=== Begin Enclosure ===
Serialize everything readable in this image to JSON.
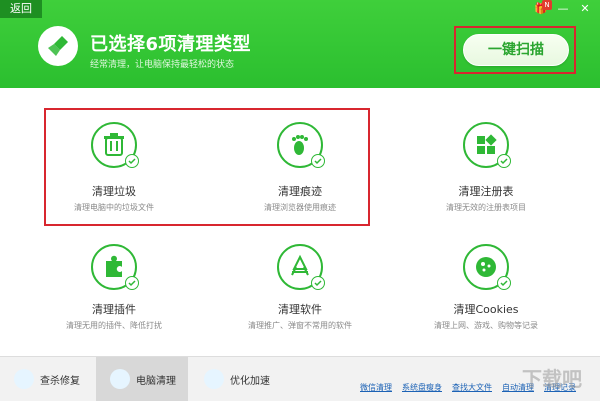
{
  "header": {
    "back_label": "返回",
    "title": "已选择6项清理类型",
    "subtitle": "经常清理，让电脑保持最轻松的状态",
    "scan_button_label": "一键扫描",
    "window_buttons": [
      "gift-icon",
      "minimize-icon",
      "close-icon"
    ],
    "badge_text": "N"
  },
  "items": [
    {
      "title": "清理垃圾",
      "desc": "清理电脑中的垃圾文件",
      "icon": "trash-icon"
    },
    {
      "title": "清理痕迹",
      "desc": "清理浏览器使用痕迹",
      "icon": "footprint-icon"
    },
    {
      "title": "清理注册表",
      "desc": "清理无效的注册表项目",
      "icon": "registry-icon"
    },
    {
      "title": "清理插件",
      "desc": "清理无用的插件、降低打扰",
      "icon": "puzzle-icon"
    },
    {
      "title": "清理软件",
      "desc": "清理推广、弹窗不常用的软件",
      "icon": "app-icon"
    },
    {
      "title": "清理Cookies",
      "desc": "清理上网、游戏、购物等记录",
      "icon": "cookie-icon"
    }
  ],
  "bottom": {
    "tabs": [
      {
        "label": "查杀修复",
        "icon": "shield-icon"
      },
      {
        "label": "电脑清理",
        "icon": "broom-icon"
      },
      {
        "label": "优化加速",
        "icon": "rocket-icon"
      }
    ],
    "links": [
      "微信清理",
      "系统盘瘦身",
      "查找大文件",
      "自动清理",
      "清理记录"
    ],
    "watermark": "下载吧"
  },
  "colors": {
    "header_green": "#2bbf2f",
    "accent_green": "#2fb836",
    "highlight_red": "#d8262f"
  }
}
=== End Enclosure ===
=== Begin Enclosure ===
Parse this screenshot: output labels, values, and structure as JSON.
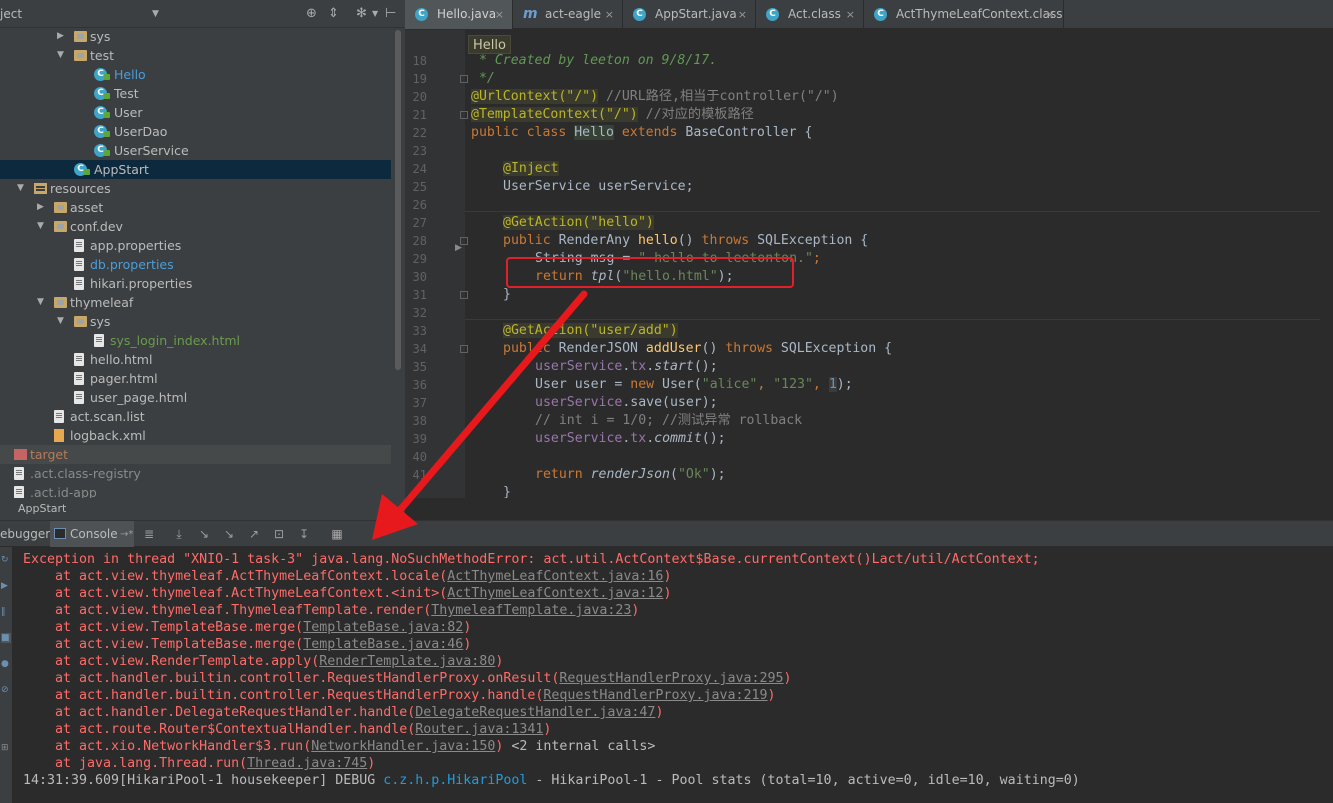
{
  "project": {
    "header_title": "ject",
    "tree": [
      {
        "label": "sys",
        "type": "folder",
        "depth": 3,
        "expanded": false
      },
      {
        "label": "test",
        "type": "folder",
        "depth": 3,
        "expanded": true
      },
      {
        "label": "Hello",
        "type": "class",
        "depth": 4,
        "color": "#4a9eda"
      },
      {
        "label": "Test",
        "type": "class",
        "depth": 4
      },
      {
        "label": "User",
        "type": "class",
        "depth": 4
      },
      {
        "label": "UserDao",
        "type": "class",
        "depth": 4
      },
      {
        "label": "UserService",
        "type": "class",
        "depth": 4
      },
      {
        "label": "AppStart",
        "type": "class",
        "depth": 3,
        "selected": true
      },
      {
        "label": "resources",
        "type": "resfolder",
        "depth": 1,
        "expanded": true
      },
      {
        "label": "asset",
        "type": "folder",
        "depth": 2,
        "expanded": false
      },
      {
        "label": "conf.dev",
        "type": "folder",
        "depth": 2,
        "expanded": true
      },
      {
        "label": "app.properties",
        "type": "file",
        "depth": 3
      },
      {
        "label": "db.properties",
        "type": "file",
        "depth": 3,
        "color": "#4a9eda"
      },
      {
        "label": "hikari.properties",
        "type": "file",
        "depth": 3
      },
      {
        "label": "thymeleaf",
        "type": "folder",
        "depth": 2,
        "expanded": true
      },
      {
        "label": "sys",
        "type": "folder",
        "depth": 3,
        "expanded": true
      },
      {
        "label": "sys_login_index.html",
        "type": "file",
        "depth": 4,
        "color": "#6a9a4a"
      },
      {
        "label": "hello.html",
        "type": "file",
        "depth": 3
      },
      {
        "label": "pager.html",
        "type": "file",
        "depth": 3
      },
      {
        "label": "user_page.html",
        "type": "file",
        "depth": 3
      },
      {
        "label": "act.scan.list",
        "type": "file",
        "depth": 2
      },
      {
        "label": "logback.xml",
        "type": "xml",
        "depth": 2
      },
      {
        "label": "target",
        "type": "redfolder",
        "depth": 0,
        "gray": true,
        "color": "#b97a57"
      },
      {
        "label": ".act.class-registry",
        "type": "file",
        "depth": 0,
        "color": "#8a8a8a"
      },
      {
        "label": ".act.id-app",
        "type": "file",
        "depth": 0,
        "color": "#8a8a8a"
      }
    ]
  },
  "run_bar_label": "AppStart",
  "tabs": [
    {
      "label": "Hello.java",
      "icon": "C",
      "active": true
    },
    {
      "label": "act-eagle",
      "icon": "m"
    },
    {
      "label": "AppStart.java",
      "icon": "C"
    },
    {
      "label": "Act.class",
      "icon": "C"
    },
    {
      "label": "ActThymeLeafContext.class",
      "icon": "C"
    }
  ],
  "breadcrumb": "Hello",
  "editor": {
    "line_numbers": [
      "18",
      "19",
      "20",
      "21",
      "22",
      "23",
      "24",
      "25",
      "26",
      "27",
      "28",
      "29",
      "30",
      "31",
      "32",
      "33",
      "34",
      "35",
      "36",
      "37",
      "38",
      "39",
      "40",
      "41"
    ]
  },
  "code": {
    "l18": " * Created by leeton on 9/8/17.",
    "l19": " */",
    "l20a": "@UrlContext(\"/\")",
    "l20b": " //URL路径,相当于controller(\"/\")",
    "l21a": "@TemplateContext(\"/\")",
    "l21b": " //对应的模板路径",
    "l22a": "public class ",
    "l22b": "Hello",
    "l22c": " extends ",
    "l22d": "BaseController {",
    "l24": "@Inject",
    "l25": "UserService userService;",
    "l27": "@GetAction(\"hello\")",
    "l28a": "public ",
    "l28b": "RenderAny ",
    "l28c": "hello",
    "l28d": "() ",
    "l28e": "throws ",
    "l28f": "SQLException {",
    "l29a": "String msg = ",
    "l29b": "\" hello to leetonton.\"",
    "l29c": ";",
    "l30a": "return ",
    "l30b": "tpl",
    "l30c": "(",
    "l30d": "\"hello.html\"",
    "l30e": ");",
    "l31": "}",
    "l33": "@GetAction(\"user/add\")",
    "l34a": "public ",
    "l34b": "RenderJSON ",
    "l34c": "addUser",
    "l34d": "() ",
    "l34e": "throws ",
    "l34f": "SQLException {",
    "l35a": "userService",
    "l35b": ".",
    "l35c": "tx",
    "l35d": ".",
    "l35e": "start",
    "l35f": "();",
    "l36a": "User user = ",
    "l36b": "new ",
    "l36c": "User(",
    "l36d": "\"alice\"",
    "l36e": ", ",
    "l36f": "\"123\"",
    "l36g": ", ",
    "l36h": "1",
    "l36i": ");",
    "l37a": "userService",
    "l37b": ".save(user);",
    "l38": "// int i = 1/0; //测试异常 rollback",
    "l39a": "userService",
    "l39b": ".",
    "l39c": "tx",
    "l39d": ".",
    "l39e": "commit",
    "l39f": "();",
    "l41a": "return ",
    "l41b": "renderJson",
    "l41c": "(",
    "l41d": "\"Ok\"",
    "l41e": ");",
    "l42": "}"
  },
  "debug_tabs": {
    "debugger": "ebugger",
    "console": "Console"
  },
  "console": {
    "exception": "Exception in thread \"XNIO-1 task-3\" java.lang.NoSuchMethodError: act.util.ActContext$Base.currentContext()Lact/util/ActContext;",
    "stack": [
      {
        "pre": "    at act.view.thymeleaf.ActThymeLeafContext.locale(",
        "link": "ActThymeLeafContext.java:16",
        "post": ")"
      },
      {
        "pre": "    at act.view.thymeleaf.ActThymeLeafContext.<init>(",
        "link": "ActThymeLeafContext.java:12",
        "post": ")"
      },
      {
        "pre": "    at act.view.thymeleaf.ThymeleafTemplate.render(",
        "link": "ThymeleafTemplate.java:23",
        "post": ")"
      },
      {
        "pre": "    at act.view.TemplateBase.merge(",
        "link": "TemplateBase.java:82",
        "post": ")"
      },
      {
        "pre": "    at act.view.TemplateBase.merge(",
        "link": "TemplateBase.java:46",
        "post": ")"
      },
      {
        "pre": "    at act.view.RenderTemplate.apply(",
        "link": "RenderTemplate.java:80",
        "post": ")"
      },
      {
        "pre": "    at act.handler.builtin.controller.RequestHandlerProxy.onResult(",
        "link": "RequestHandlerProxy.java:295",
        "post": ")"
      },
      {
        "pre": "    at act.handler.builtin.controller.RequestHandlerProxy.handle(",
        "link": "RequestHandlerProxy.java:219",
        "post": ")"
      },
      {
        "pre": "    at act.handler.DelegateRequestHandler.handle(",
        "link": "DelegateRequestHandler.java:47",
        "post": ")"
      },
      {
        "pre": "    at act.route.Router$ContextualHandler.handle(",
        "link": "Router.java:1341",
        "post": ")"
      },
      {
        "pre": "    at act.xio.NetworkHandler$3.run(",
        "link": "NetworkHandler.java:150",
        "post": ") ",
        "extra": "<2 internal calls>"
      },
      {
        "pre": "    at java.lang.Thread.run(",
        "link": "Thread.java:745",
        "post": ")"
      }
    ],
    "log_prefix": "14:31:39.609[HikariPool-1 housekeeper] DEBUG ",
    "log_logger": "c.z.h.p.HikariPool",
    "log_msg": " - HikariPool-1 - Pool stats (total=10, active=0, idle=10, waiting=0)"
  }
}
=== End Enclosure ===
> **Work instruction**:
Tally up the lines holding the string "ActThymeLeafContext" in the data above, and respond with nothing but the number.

> **Completed task**:
5